Innovation, Preferential Growth and Memory in Chess Playing Behavior

Lecturer : 
Dr. Juan Perotti, BECS, Aalto University
Event type: 
HIIT seminar
Event time: 
2014-05-12 13:15 to 14:00
Aalto University, Computer Science Building, lecture hall T2

Complexity develops via the incorporation of innovative properties.
Chess is one of the most complex strategy games where expert
contenders exercise decision making by imitating old games or
introducing innovative moves. We found that chess players tend to
innovate with a probability decaying as a power law of the popularity
of the last played move. By popularity we mean how frequently chess
players play that move. Chess players also exploit already known move
sequences following a preferential growth mechanism, ie. by choosing
with larger probabilities the more popular moves. By using these
observations, we build a model able to reproduce the main statistical
properties of the already explored chess game tree. Namely, that it
grows by following a sequence of Heaps' laws and that it produce a
distribution of moves popularities consistent with a Zipf's law.
Finally, we also show that the growth of the already explored game
tree exhibits long range time correlations, a property typically found
in complex systems. These results are important in the context of
decision making in a competitive scenario helping to understand how
the exploitation of know resources is balanced with the exploration of
new possibilities.

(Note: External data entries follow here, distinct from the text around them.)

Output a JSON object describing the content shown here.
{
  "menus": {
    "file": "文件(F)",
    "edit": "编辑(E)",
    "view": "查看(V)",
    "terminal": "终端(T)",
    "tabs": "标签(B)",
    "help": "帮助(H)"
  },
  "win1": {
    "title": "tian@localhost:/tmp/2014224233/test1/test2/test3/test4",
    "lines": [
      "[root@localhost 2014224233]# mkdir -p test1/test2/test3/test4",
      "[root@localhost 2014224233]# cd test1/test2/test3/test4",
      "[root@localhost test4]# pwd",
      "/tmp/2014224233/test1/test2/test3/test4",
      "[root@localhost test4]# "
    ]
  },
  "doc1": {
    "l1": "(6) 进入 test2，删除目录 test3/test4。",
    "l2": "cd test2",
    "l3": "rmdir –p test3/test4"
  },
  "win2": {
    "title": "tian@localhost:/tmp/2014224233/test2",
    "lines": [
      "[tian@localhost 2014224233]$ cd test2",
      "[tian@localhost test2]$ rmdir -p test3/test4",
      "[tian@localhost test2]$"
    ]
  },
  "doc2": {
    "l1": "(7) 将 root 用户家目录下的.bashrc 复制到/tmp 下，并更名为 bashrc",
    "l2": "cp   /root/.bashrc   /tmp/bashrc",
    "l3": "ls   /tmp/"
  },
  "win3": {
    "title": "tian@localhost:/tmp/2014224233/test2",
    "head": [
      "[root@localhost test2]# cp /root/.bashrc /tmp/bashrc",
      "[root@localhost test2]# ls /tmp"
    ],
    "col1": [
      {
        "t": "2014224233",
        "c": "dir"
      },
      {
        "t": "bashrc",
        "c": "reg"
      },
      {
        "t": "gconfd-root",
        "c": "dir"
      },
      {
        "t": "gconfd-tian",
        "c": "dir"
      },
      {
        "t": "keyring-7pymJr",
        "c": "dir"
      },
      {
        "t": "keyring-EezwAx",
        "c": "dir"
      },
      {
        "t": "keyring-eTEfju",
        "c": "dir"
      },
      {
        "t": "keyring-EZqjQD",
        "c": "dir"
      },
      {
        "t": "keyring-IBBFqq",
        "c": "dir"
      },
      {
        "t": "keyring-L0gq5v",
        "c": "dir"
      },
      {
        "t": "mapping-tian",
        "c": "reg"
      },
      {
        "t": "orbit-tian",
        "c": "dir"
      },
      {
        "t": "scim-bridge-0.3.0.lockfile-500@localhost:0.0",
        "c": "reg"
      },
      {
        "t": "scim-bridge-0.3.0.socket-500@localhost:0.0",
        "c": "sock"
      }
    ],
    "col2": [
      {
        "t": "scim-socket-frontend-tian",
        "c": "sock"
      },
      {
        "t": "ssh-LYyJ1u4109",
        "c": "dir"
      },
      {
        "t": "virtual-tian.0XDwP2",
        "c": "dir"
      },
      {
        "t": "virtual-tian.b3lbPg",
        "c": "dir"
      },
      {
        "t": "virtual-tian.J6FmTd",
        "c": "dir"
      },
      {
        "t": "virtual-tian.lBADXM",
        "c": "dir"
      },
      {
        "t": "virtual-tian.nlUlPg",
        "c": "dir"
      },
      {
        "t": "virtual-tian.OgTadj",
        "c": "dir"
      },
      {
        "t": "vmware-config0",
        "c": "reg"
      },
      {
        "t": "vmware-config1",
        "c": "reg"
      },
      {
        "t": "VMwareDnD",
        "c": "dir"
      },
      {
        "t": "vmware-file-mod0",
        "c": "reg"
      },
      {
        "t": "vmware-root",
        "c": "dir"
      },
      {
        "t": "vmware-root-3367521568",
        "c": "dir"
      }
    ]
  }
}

- Innovation and Nested Preferential Growth in Chess Playing Behavior,
J.I. Perotti, H.-H. Jo, A.L. Schaigorodsky, O.V. Billoni EPL 104
(2013) 48005.
- Memory and long range correlations in chess games, A.L.
Schaigorodsky, J.I. Perotti, O.V. Billoni, Phys. A 394, 304-311
- Bernd Blasius and Ralf Tonjes. Zipfs law in the popularity
distribution of chess openings. Phys. Rev. Lett., 103(21):218701,
- Mark EJ Newman. Power laws, pareto distributions and zipf’s law.
Contemp. Phys., 46(5):323-351, 2005.
- J. Beran, Statistics for Long-Memory Processes, 1st Edition,
Chapman-Hall, 1994.
- M. A. Montemurro, P. A. Pury, Long-range fractal correlations in
literary corpora, Fractals 10 (04)
(2002) 451–461.

Short bio:
I am a Physicist from Argentina interested in the study of complex
systems by using -mainly- tools borrowed from statistical physics. I
obtained my degree and doctorate in Physics at the Universidad
Nacional de Cordoba (UNC), Argentina. Then, I made my first Postdoc
there at the UNC. Now, I am currently working as a Postdoc at the
Department of Biomedical Engineering and Computational Science (BECS),
Aalto University, in the Complex Networks Research group.


Last updated on 5 May 2014 by Antti Ukkonen - Page created on 5 May 2014 by Antti Ukkonen